◆ **Required work**
With the pictures left out, every record must be reproduced exactly.

(Records from a collection)
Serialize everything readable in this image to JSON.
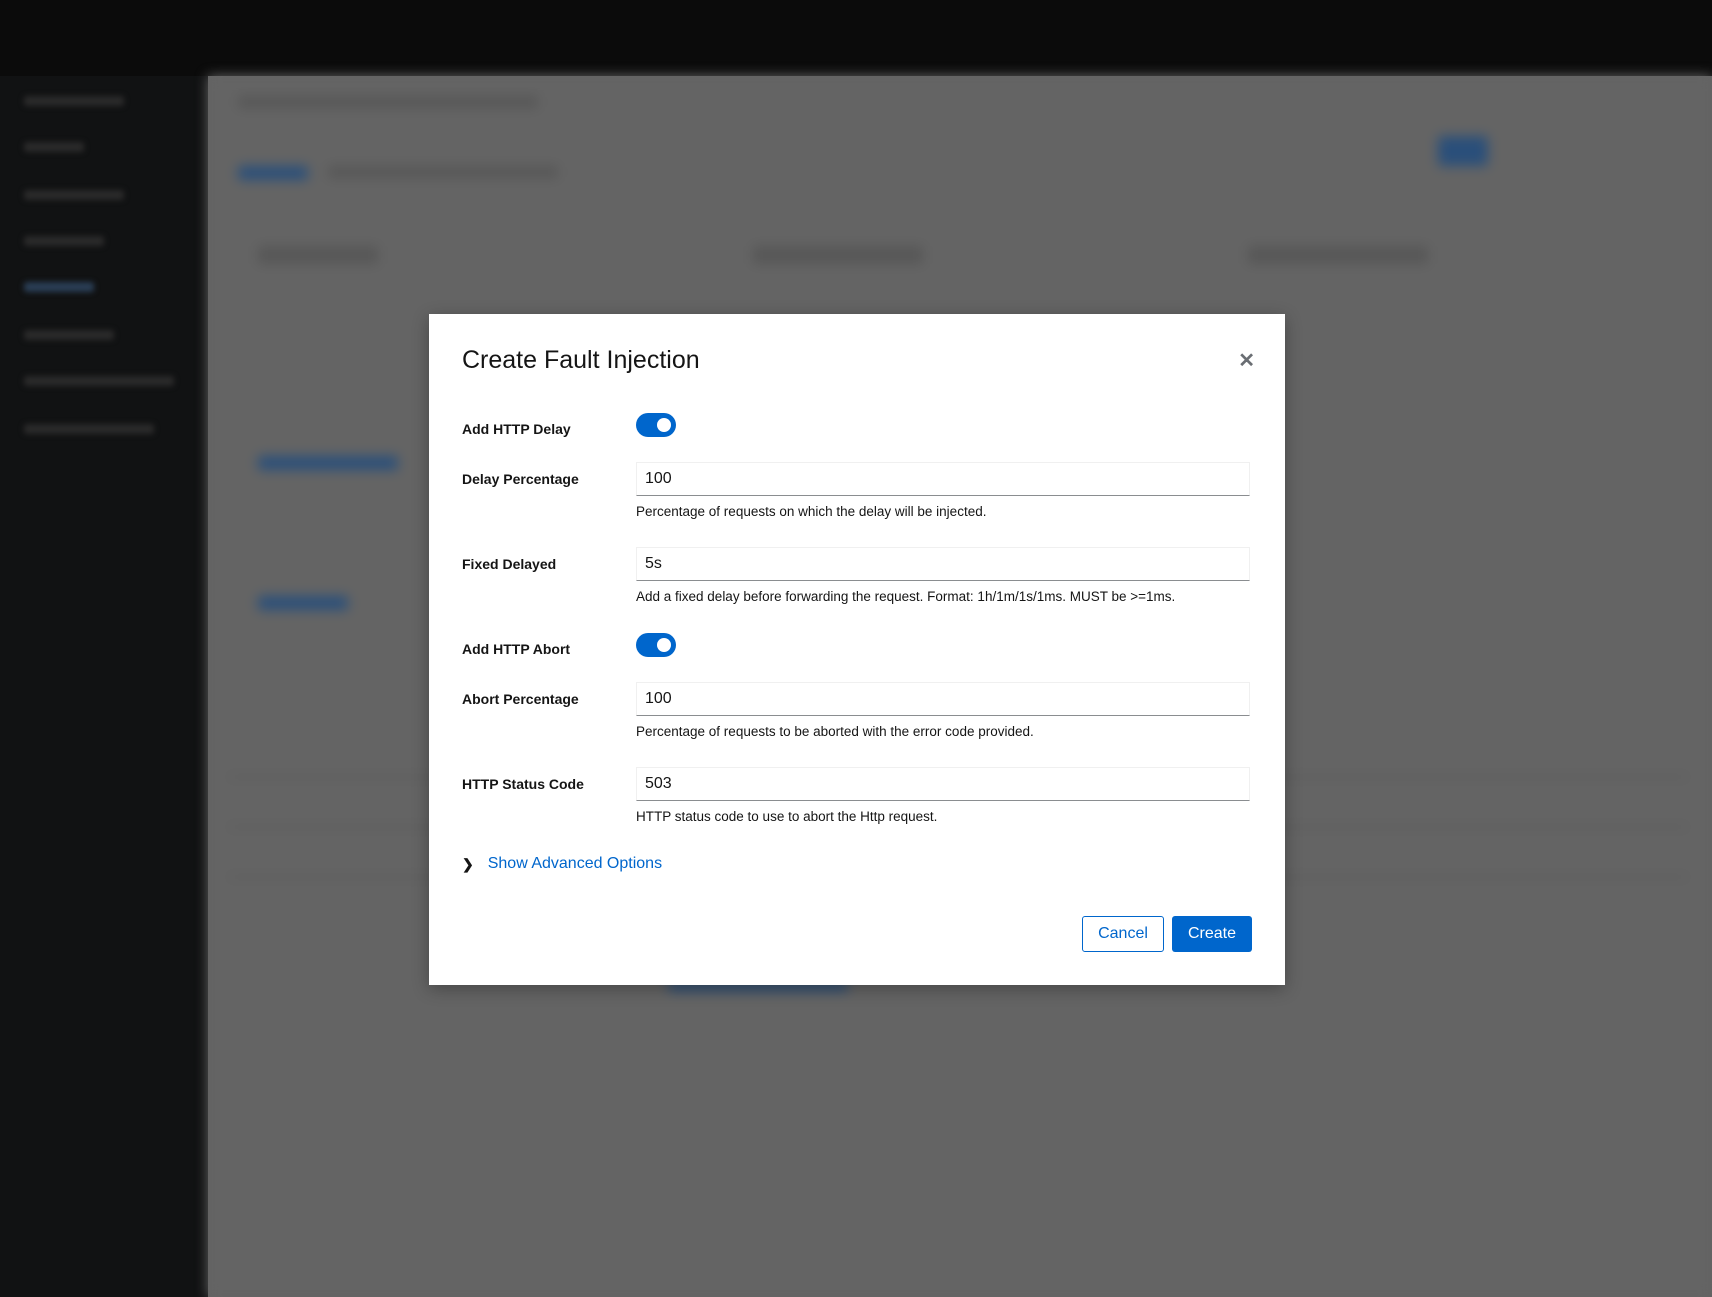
{
  "modal": {
    "title": "Create Fault Injection",
    "close_icon": "close-icon",
    "fields": [
      {
        "label": "Add HTTP Delay",
        "type": "toggle",
        "checked": true
      },
      {
        "label": "Delay Percentage",
        "value": "100",
        "help": "Percentage of requests on which the delay will be injected."
      },
      {
        "label": "Fixed Delayed",
        "value": "5s",
        "help": "Add a fixed delay before forwarding the request. Format: 1h/1m/1s/1ms. MUST be >=1ms."
      },
      {
        "label": "Add HTTP Abort",
        "type": "toggle",
        "checked": true
      },
      {
        "label": "Abort Percentage",
        "value": "100",
        "help": "Percentage of requests to be aborted with the error code provided."
      },
      {
        "label": "HTTP Status Code",
        "value": "503",
        "help": "HTTP status code to use to abort the Http request."
      }
    ],
    "advanced_label": "Show Advanced Options",
    "cancel_label": "Cancel",
    "create_label": "Create"
  },
  "colors": {
    "primary": "#0066cc",
    "overlay": "#636363"
  }
}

◆ **Task solution**
Serialize everything readable in this image to JSON.
{
  "modal": {
    "title": "Create Fault Injection",
    "close_icon": "close-icon",
    "fields": [
      {
        "label": "Add HTTP Delay",
        "type": "toggle",
        "checked": true
      },
      {
        "label": "Delay Percentage",
        "value": "100",
        "help": "Percentage of requests on which the delay will be injected."
      },
      {
        "label": "Fixed Delayed",
        "value": "5s",
        "help": "Add a fixed delay before forwarding the request. Format: 1h/1m/1s/1ms. MUST be >=1ms."
      },
      {
        "label": "Add HTTP Abort",
        "type": "toggle",
        "checked": true
      },
      {
        "label": "Abort Percentage",
        "value": "100",
        "help": "Percentage of requests to be aborted with the error code provided."
      },
      {
        "label": "HTTP Status Code",
        "value": "503",
        "help": "HTTP status code to use to abort the Http request."
      }
    ],
    "advanced_label": "Show Advanced Options",
    "cancel_label": "Cancel",
    "create_label": "Create"
  },
  "colors": {
    "primary": "#0066cc",
    "overlay": "#636363"
  }
}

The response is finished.